**Problem to work on**
The response should consist of every line below, restated exactly, with no pictures.

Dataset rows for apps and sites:
------------------------------------------------
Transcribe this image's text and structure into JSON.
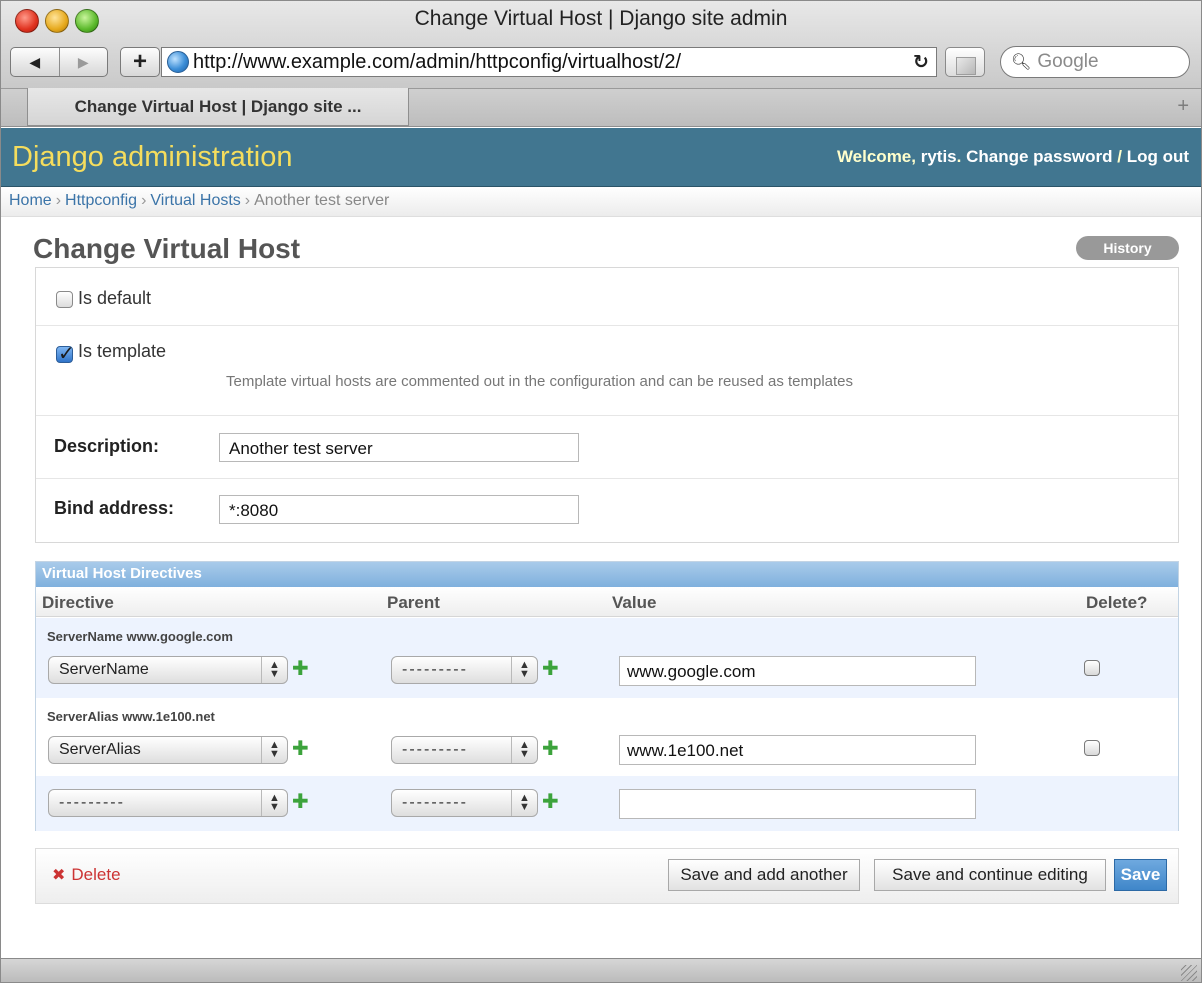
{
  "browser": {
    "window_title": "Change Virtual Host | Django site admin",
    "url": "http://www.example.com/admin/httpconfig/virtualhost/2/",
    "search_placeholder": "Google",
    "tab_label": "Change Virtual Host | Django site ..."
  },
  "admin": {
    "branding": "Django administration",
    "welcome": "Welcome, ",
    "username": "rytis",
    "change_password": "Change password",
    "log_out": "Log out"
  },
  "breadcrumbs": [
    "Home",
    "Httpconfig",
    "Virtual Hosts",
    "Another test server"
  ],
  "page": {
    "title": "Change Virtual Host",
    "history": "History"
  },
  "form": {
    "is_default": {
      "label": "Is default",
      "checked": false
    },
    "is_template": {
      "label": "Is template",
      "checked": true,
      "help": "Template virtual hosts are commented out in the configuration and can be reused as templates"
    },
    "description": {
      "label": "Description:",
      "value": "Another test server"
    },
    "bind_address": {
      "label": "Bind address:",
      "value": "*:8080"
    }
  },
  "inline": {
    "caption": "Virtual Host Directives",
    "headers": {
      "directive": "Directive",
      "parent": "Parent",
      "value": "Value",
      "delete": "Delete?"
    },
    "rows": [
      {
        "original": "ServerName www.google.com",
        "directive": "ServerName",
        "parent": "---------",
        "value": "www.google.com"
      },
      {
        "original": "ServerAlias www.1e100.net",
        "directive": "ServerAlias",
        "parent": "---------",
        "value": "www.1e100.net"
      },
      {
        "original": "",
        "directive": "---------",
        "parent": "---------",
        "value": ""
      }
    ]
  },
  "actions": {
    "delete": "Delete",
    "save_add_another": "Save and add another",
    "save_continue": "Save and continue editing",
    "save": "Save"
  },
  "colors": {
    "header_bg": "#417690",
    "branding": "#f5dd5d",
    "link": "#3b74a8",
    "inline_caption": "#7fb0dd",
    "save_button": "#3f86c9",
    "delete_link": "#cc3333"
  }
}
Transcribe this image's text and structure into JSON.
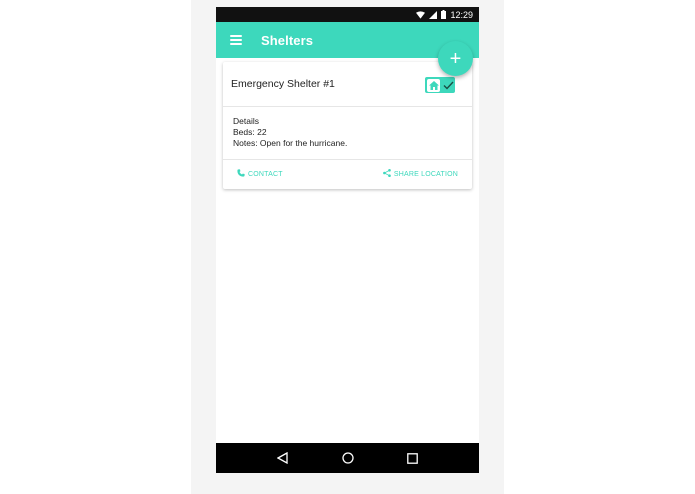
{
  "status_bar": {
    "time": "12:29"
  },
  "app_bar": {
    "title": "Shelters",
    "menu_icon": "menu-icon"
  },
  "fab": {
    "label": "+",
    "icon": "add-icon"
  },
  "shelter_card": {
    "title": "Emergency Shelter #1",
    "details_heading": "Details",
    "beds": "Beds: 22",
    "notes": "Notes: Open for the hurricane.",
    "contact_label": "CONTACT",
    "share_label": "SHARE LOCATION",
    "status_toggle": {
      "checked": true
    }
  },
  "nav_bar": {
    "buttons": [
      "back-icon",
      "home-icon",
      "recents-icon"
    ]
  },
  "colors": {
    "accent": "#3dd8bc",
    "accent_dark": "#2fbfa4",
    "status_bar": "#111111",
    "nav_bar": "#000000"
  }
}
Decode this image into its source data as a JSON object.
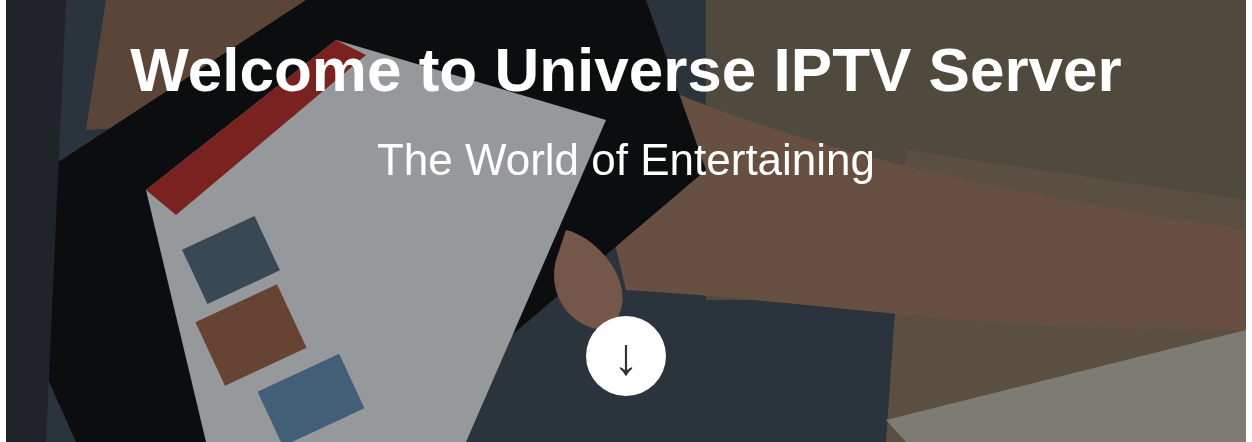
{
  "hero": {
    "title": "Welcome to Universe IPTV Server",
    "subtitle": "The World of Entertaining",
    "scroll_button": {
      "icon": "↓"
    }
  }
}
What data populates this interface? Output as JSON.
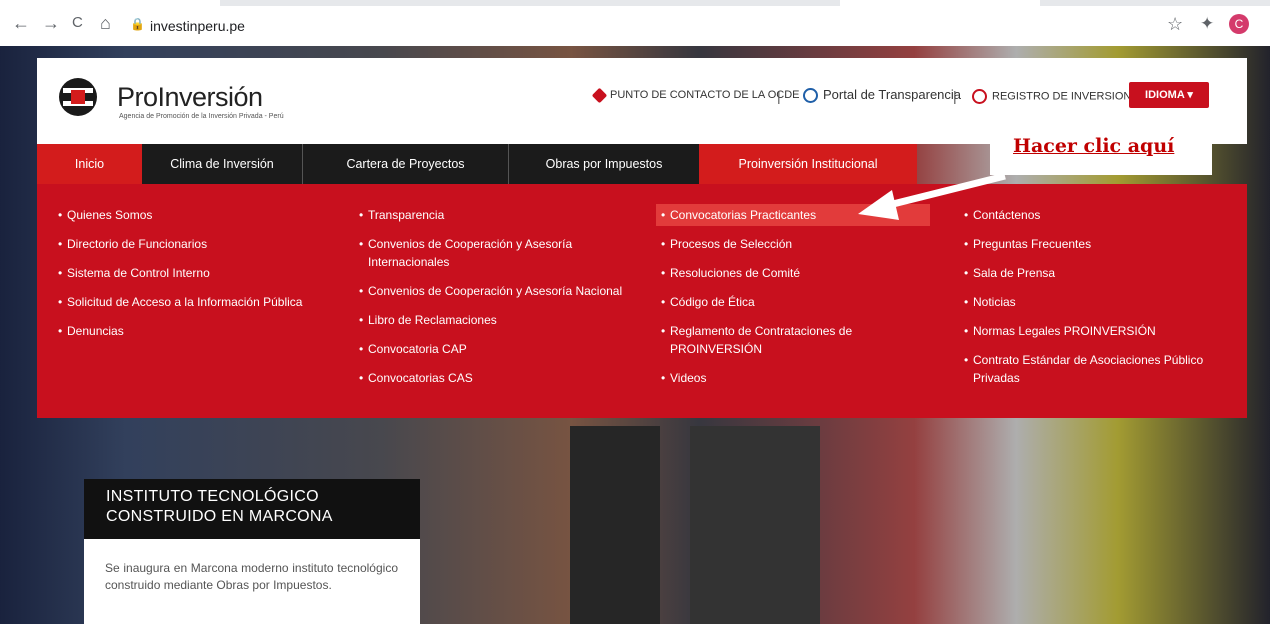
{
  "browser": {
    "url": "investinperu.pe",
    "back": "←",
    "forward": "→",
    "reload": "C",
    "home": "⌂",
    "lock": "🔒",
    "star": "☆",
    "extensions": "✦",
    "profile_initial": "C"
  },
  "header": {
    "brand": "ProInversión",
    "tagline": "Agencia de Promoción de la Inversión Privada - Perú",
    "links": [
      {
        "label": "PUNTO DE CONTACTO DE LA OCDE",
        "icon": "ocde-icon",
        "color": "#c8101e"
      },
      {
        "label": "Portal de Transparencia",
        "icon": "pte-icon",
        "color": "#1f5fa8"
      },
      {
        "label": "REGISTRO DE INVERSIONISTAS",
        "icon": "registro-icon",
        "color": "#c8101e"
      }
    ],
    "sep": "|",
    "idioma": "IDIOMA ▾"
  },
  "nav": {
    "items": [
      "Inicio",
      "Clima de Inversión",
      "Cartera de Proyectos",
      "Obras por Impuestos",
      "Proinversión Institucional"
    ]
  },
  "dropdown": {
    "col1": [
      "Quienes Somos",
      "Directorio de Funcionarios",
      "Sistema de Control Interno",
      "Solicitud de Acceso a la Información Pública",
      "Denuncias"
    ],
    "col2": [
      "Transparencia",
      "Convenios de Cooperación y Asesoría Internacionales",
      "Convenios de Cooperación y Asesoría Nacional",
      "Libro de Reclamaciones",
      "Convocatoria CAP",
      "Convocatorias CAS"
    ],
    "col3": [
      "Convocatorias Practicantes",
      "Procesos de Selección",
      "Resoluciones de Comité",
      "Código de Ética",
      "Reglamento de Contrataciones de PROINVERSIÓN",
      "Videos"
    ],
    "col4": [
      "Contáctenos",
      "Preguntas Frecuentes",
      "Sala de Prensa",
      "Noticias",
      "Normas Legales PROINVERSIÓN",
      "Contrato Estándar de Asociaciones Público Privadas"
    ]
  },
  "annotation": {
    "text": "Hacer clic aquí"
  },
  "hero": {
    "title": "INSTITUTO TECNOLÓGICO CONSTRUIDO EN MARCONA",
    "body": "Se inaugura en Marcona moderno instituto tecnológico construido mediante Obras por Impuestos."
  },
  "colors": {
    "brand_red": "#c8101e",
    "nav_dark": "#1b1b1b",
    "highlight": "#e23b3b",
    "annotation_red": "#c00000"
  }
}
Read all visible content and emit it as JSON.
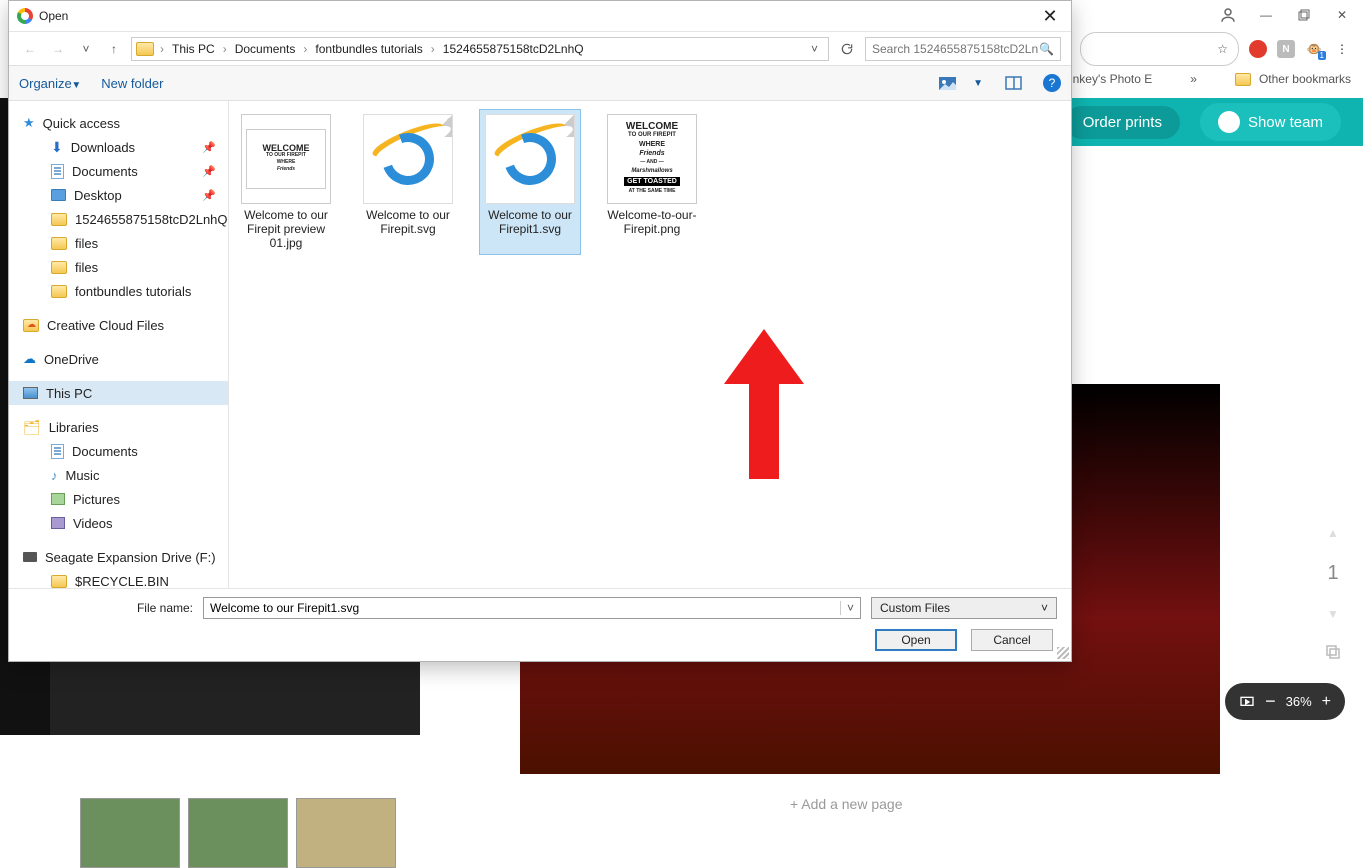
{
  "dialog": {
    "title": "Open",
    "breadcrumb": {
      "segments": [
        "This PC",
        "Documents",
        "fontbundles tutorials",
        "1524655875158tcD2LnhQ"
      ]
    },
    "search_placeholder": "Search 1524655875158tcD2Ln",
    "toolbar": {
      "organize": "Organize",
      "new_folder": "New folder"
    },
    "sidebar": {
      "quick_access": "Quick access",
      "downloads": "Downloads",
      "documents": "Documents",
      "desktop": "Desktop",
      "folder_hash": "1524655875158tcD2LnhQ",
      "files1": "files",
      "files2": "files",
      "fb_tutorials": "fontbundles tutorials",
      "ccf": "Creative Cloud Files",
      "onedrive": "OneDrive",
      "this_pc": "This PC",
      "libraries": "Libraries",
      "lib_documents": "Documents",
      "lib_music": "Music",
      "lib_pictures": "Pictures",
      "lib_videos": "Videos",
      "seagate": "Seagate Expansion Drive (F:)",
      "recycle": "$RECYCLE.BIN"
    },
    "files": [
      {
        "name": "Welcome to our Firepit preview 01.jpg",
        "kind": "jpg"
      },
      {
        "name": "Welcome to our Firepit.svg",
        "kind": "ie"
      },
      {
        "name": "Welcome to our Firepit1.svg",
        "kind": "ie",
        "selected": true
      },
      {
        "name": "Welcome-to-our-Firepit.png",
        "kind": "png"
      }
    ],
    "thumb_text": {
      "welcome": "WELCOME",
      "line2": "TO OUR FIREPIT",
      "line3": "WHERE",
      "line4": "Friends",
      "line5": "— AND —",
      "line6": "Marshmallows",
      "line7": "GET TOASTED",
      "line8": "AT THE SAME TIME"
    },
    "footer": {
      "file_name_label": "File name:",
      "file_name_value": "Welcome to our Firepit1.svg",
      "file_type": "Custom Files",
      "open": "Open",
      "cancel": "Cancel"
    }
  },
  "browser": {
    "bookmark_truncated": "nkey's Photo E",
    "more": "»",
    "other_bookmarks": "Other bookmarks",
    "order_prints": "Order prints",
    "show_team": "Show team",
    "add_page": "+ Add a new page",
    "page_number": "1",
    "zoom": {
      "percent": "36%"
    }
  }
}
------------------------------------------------
**Solution to this exercise**
Transcribe this image's text and structure into JSON.
{
  "browser": {
    "window_title": "Change Virtual Host | Django site admin",
    "url": "http://www.example.com/admin/httpconfig/virtualhost/2/",
    "search_placeholder": "Google",
    "tab_label": "Change Virtual Host | Django site ..."
  },
  "admin": {
    "branding": "Django administration",
    "welcome": "Welcome, ",
    "username": "rytis",
    "change_password": "Change password",
    "log_out": "Log out"
  },
  "breadcrumbs": [
    "Home",
    "Httpconfig",
    "Virtual Hosts",
    "Another test server"
  ],
  "page": {
    "title": "Change Virtual Host",
    "history": "History"
  },
  "form": {
    "is_default": {
      "label": "Is default",
      "checked": false
    },
    "is_template": {
      "label": "Is template",
      "checked": true,
      "help": "Template virtual hosts are commented out in the configuration and can be reused as templates"
    },
    "description": {
      "label": "Description:",
      "value": "Another test server"
    },
    "bind_address": {
      "label": "Bind address:",
      "value": "*:8080"
    }
  },
  "inline": {
    "caption": "Virtual Host Directives",
    "headers": {
      "directive": "Directive",
      "parent": "Parent",
      "value": "Value",
      "delete": "Delete?"
    },
    "rows": [
      {
        "original": "ServerName www.google.com",
        "directive": "ServerName",
        "parent": "---------",
        "value": "www.google.com"
      },
      {
        "original": "ServerAlias www.1e100.net",
        "directive": "ServerAlias",
        "parent": "---------",
        "value": "www.1e100.net"
      },
      {
        "original": "",
        "directive": "---------",
        "parent": "---------",
        "value": ""
      }
    ]
  },
  "actions": {
    "delete": "Delete",
    "save_add_another": "Save and add another",
    "save_continue": "Save and continue editing",
    "save": "Save"
  },
  "colors": {
    "header_bg": "#417690",
    "branding": "#f5dd5d",
    "link": "#3b74a8",
    "inline_caption": "#7fb0dd",
    "save_button": "#3f86c9",
    "delete_link": "#cc3333"
  }
}
Transcribe this image's text and structure into JSON.
{
  "status_bar": {
    "time": "12:29"
  },
  "app_bar": {
    "title": "Shelters",
    "menu_icon": "menu-icon"
  },
  "fab": {
    "label": "+",
    "icon": "add-icon"
  },
  "shelter_card": {
    "title": "Emergency Shelter #1",
    "details_heading": "Details",
    "beds": "Beds: 22",
    "notes": "Notes: Open for the hurricane.",
    "contact_label": "CONTACT",
    "share_label": "SHARE LOCATION",
    "status_toggle": {
      "checked": true
    }
  },
  "nav_bar": {
    "buttons": [
      "back-icon",
      "home-icon",
      "recents-icon"
    ]
  },
  "colors": {
    "accent": "#3dd8bc",
    "accent_dark": "#2fbfa4",
    "status_bar": "#111111",
    "nav_bar": "#000000"
  }
}
Decode this image into its source data as a JSON object.
{
  "hero": {
    "title": "Welcome to Universe IPTV Server",
    "subtitle": "The World of Entertaining",
    "scroll_button": {
      "icon": "↓"
    }
  }
}
What data populates this interface? Output as JSON.
{
  "browser": {
    "url": "investinperu.pe",
    "back": "←",
    "forward": "→",
    "reload": "C",
    "home": "⌂",
    "lock": "🔒",
    "star": "☆",
    "extensions": "✦",
    "profile_initial": "C"
  },
  "header": {
    "brand": "ProInversión",
    "tagline": "Agencia de Promoción de la Inversión Privada - Perú",
    "links": [
      {
        "label": "PUNTO DE CONTACTO DE LA OCDE",
        "icon": "ocde-icon",
        "color": "#c8101e"
      },
      {
        "label": "Portal de Transparencia",
        "icon": "pte-icon",
        "color": "#1f5fa8"
      },
      {
        "label": "REGISTRO DE INVERSIONISTAS",
        "icon": "registro-icon",
        "color": "#c8101e"
      }
    ],
    "sep": "|",
    "idioma": "IDIOMA ▾"
  },
  "nav": {
    "items": [
      "Inicio",
      "Clima de Inversión",
      "Cartera de Proyectos",
      "Obras por Impuestos",
      "Proinversión Institucional"
    ]
  },
  "dropdown": {
    "col1": [
      "Quienes Somos",
      "Directorio de Funcionarios",
      "Sistema de Control Interno",
      "Solicitud de Acceso a la Información Pública",
      "Denuncias"
    ],
    "col2": [
      "Transparencia",
      "Convenios de Cooperación y Asesoría Internacionales",
      "Convenios de Cooperación y Asesoría Nacional",
      "Libro de Reclamaciones",
      "Convocatoria CAP",
      "Convocatorias CAS"
    ],
    "col3": [
      "Convocatorias Practicantes",
      "Procesos de Selección",
      "Resoluciones de Comité",
      "Código de Ética",
      "Reglamento de Contrataciones de PROINVERSIÓN",
      "Videos"
    ],
    "col4": [
      "Contáctenos",
      "Preguntas Frecuentes",
      "Sala de Prensa",
      "Noticias",
      "Normas Legales PROINVERSIÓN",
      "Contrato Estándar de Asociaciones Público Privadas"
    ]
  },
  "annotation": {
    "text": "Hacer clic aquí"
  },
  "hero": {
    "title": "INSTITUTO TECNOLÓGICO CONSTRUIDO EN MARCONA",
    "body": "Se inaugura en Marcona moderno instituto tecnológico construido mediante Obras por Impuestos."
  },
  "colors": {
    "brand_red": "#c8101e",
    "nav_dark": "#1b1b1b",
    "highlight": "#e23b3b",
    "annotation_red": "#c00000"
  }
}
Read all visible content and emit it as JSON.
{
  "dialog": {
    "title": "Open",
    "breadcrumb": {
      "segments": [
        "This PC",
        "Documents",
        "fontbundles tutorials",
        "1524655875158tcD2LnhQ"
      ]
    },
    "search_placeholder": "Search 1524655875158tcD2Ln",
    "toolbar": {
      "organize": "Organize",
      "new_folder": "New folder"
    },
    "sidebar": {
      "quick_access": "Quick access",
      "downloads": "Downloads",
      "documents": "Documents",
      "desktop": "Desktop",
      "folder_hash": "1524655875158tcD2LnhQ",
      "files1": "files",
      "files2": "files",
      "fb_tutorials": "fontbundles tutorials",
      "ccf": "Creative Cloud Files",
      "onedrive": "OneDrive",
      "this_pc": "This PC",
      "libraries": "Libraries",
      "lib_documents": "Documents",
      "lib_music": "Music",
      "lib_pictures": "Pictures",
      "lib_videos": "Videos",
      "seagate": "Seagate Expansion Drive (F:)",
      "recycle": "$RECYCLE.BIN"
    },
    "files": [
      {
        "name": "Welcome to our Firepit preview 01.jpg",
        "kind": "jpg"
      },
      {
        "name": "Welcome to our Firepit.svg",
        "kind": "ie"
      },
      {
        "name": "Welcome to our Firepit1.svg",
        "kind": "ie",
        "selected": true
      },
      {
        "name": "Welcome-to-our-Firepit.png",
        "kind": "png"
      }
    ],
    "thumb_text": {
      "welcome": "WELCOME",
      "line2": "TO OUR FIREPIT",
      "line3": "WHERE",
      "line4": "Friends",
      "line5": "— AND —",
      "line6": "Marshmallows",
      "line7": "GET TOASTED",
      "line8": "AT THE SAME TIME"
    },
    "footer": {
      "file_name_label": "File name:",
      "file_name_value": "Welcome to our Firepit1.svg",
      "file_type": "Custom Files",
      "open": "Open",
      "cancel": "Cancel"
    }
  },
  "browser": {
    "bookmark_truncated": "nkey's Photo E",
    "more": "»",
    "other_bookmarks": "Other bookmarks",
    "order_prints": "Order prints",
    "show_team": "Show team",
    "add_page": "+ Add a new page",
    "page_number": "1",
    "zoom": {
      "percent": "36%"
    }
  }
}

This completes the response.